Though solar was once an extremely expensive technology, solar panels Ohio are now surprisingly affordable. In fact, prices have fallen by about 53 percent over the last five years alone. This trend will likely only continue as the state’s RPS mandates drive greater competition in the solar power Ohio market. Though the cost varies significantly depending on the location, the average cost of a solar panel system in Ohio after incentives is about $16,000. However, buying a system outright is not the only option.
An increasingly popular alternative is a solar lease or solar power purchase agreement (PPA). These options are sometimes advertised as free solar panels Ohio, but the truth is a little more complicated. It’s true that there is no up-front cost to the homeowner, but the process isn’t truly free. Under these free solar panels Ohio agreements, a company will install a solar panel system on top of a homeowner’s roof at no cost and then sell the generated energy back to the homeowner. This option is often more affordable than paying for traditional electricity, but it’s important to do the math to ensure that such an arrangement actually makes sense.
Ohio, like many Northeastern and Midwestern states, was built largely on manufacturing. The state relied on heavy industry and manufacturing jobs to fuel its prosperous cities and towns, but many of those jobs have evaporated over the past half-century. In solar, however, Ohio may have an opportunity to jump-start its sputtering economy and reinvigorate the cities and towns that have struggled to find their way after the decline of manufacturing.
More than 6,500 people are already employed in solar-related jobs in Ohio, and with additional investments and a greater commitment from the state, the solar industry could become a driving force in the Buckeye State for years to come.
Thanks to a number of incentives, continually falling prices and a government commitment to renewable energy, there’s no better time to join the push for a solar Ohio. Solar panels Ohio have never been more affordable while traditional utility rates have never been more expensive. Ohio homeowners can save $15,000 to $20,000 or more over the lifespan of a solar energy system while also doing their part to better the environment. To explore how you can put solar power to work for you, start with our simple and powerful solar calculator. If solar makes sense for you, we can connect you with vetted, experienced solar installers to get you on the way to a cheaper and greener energy existence today.

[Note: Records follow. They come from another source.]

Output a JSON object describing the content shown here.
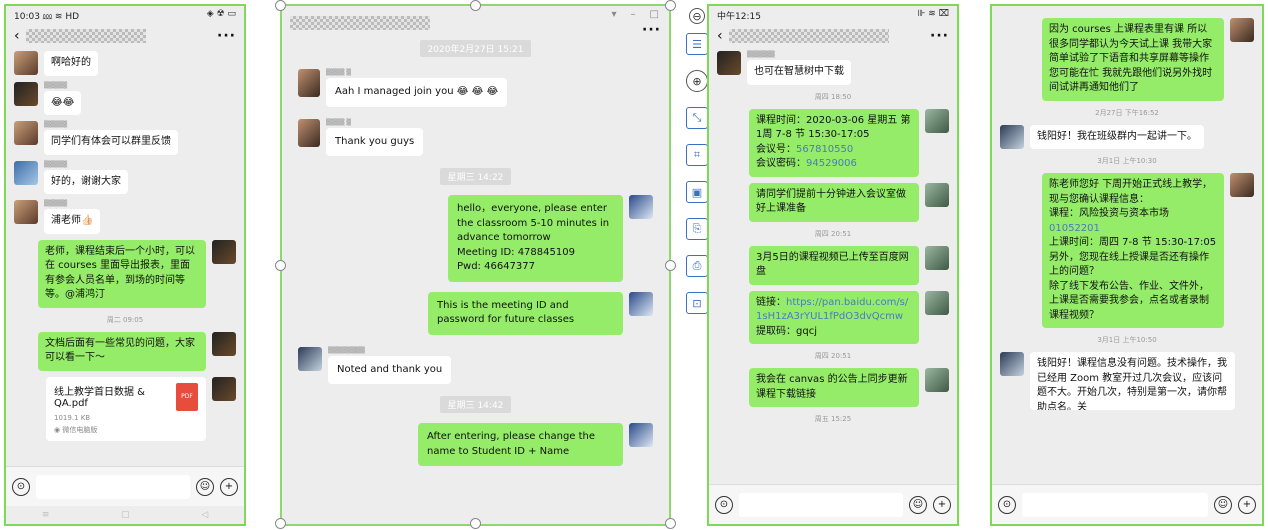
{
  "p1": {
    "status_left": "10:03 ⅏ ≋ HD",
    "status_right": "◈ ☢ ▭",
    "back": "‹",
    "more": "···",
    "msgs": [
      {
        "text": "啊哈好的"
      },
      {
        "text": "😂😂"
      },
      {
        "text": "同学们有体会可以群里反馈"
      },
      {
        "text": "好的，谢谢大家"
      },
      {
        "text": "浦老师👍🏻"
      },
      {
        "text": "老师，课程结束后一个小时，可以在 courses 里面导出报表，里面有参会人员名单，到场的时间等等。@浦鸿汀"
      },
      {
        "text": "文档后面有一些常见的问题，大家可以看一下～"
      }
    ],
    "time1": "周二 09:05",
    "pdf": {
      "name": "线上教学首日数据 & QA.pdf",
      "size": "1019.1 KB",
      "icon": "PDF",
      "source": "◉ 微信电脑版"
    },
    "nav": [
      "≡",
      "▢",
      "◁"
    ]
  },
  "p2": {
    "time1": "2020年2月27日 15:21",
    "msg1": "Aah I managed join you 😂 😂 😂",
    "msg2": "Thank you guys",
    "time2": "星期三 14:22",
    "msg3": "hello，everyone, please enter the classroom 5-10 minutes in advance tomorrow\nMeeting ID:  478845109\nPwd:  46647377",
    "msg4": "This is the meeting ID and password for future classes",
    "msg5": "Noted and thank you",
    "time3": "星期三 14:42",
    "msg6": "After entering, please change the name to Student ID + Name",
    "win_ctl": [
      "▾",
      "–",
      "□"
    ],
    "more": "···"
  },
  "p3": {
    "status_left": "中午12:15",
    "status_right": "⊪ ≋ ⌧",
    "back": "‹",
    "more": "···",
    "msg1": "也可在智慧树中下载",
    "time1": "周四 18:50",
    "msg2_pre": "课程时间：2020-03-06 星期五 第1周 7-8 节 15:30-17:05\n会议号：",
    "msg2_id": "567810550",
    "msg2_mid": "\n会议密码：",
    "msg2_pwd": "94529006",
    "msg3": "请同学们提前十分钟进入会议室做好上课准备",
    "time2": "周四 20:51",
    "msg4": "3月5日的课程视频已上传至百度网盘",
    "msg5_pre": "链接：",
    "msg5_link": "https://pan.baidu.com/s/1sH1zA3rYUL1fPdO3dvQcmw",
    "msg5_post": "\n提取码：gqcj",
    "time3": "周四 20:51",
    "msg6": "我会在 canvas 的公告上同步更新课程下载链接",
    "time4": "周五 15:25",
    "tools": [
      "⊖",
      "☰",
      "⊕",
      "⤡",
      "⌗",
      "▣",
      "⎘",
      "⎙",
      "⊡"
    ]
  },
  "p4": {
    "msg1": "因为 courses 上课程表里有课 所以很多同学都认为今天试上课 我带大家简单试验了下语音和共享屏幕等操作 您可能在忙 我就先跟他们说另外找时间试讲再通知他们了",
    "time1": "2月27日 下午16:52",
    "msg2": "钱阳好！我在班级群内一起讲一下。",
    "time2": "3月1日 上午10:30",
    "msg3_pre": "陈老师您好 下周开始正式线上教学，现与您确认课程信息：\n课程：风险投资与资本市场 ",
    "msg3_code": "01052201",
    "msg3_post": "\n上课时间：周四 7-8 节 15:30-17:05\n另外，您现在线上授课是否还有操作上的问题？\n除了线下发布公告、作业、文件外，上课是否需要我参会，点名或者录制课程视频？",
    "time3": "3月1日 上午10:50",
    "msg4": "钱阳好！课程信息没有问题。技术操作，我已经用 Zoom 教室开过几次会议，应该问题不大。开始几次，特别是第一次，请你帮助点名。关"
  },
  "icons": {
    "voice": "⊙",
    "emoji": "☺",
    "plus": "+"
  }
}
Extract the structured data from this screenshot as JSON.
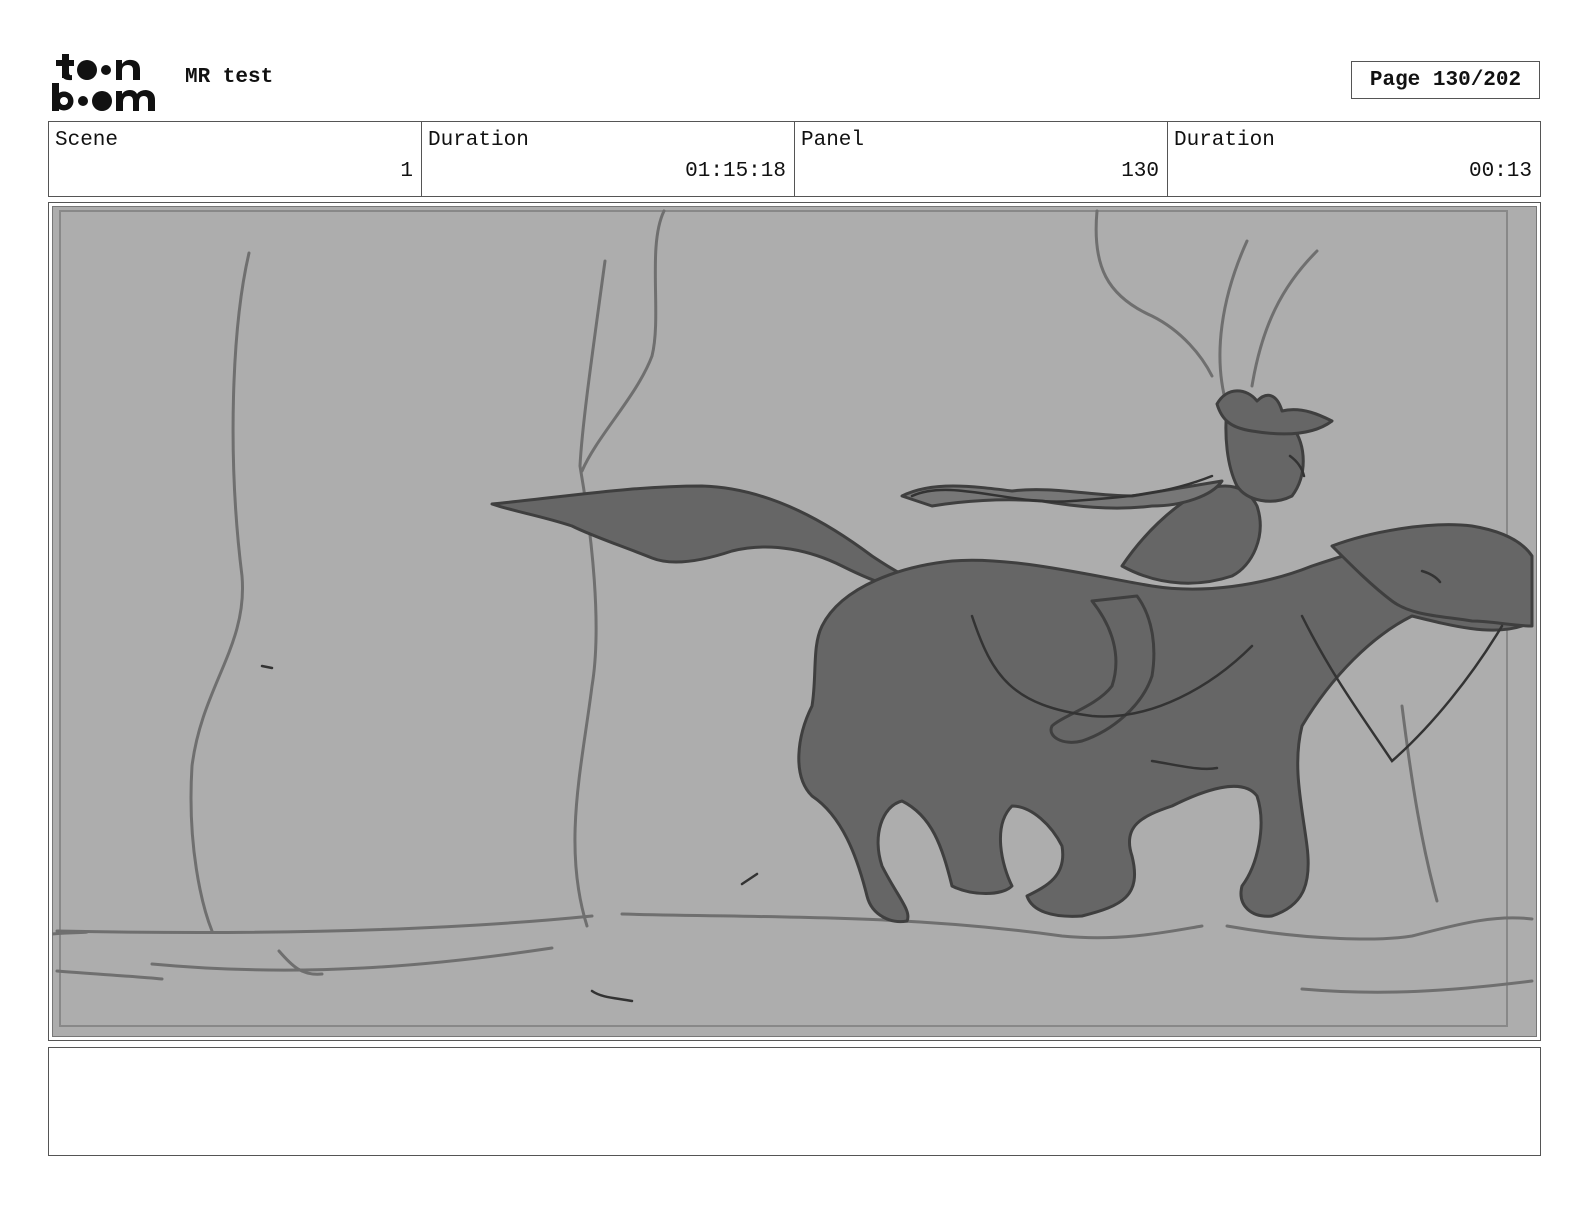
{
  "header": {
    "logo_text_top": "toon",
    "logo_text_bottom": "boom",
    "project_title": "MR test",
    "page_label": "Page 130/202"
  },
  "info": {
    "scene_label": "Scene",
    "scene_value": "1",
    "scene_duration_label": "Duration",
    "scene_duration_value": "01:15:18",
    "panel_label": "Panel",
    "panel_value": "130",
    "panel_duration_label": "Duration",
    "panel_duration_value": "00:13"
  },
  "panel": {
    "image_icon": "storyboard-sketch-rider-on-horse",
    "background_color": "#adadad",
    "sketch_fill_color": "#666666",
    "line_color": "#444444"
  },
  "notes": {
    "text": ""
  }
}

Interested in getting exact prices for the cost solar for your home? Get competitive solar quotes from qualified, trusted installers in your area. To see an estimate for how much you could expect to save and how much a solar system would cost, try our solar calculator.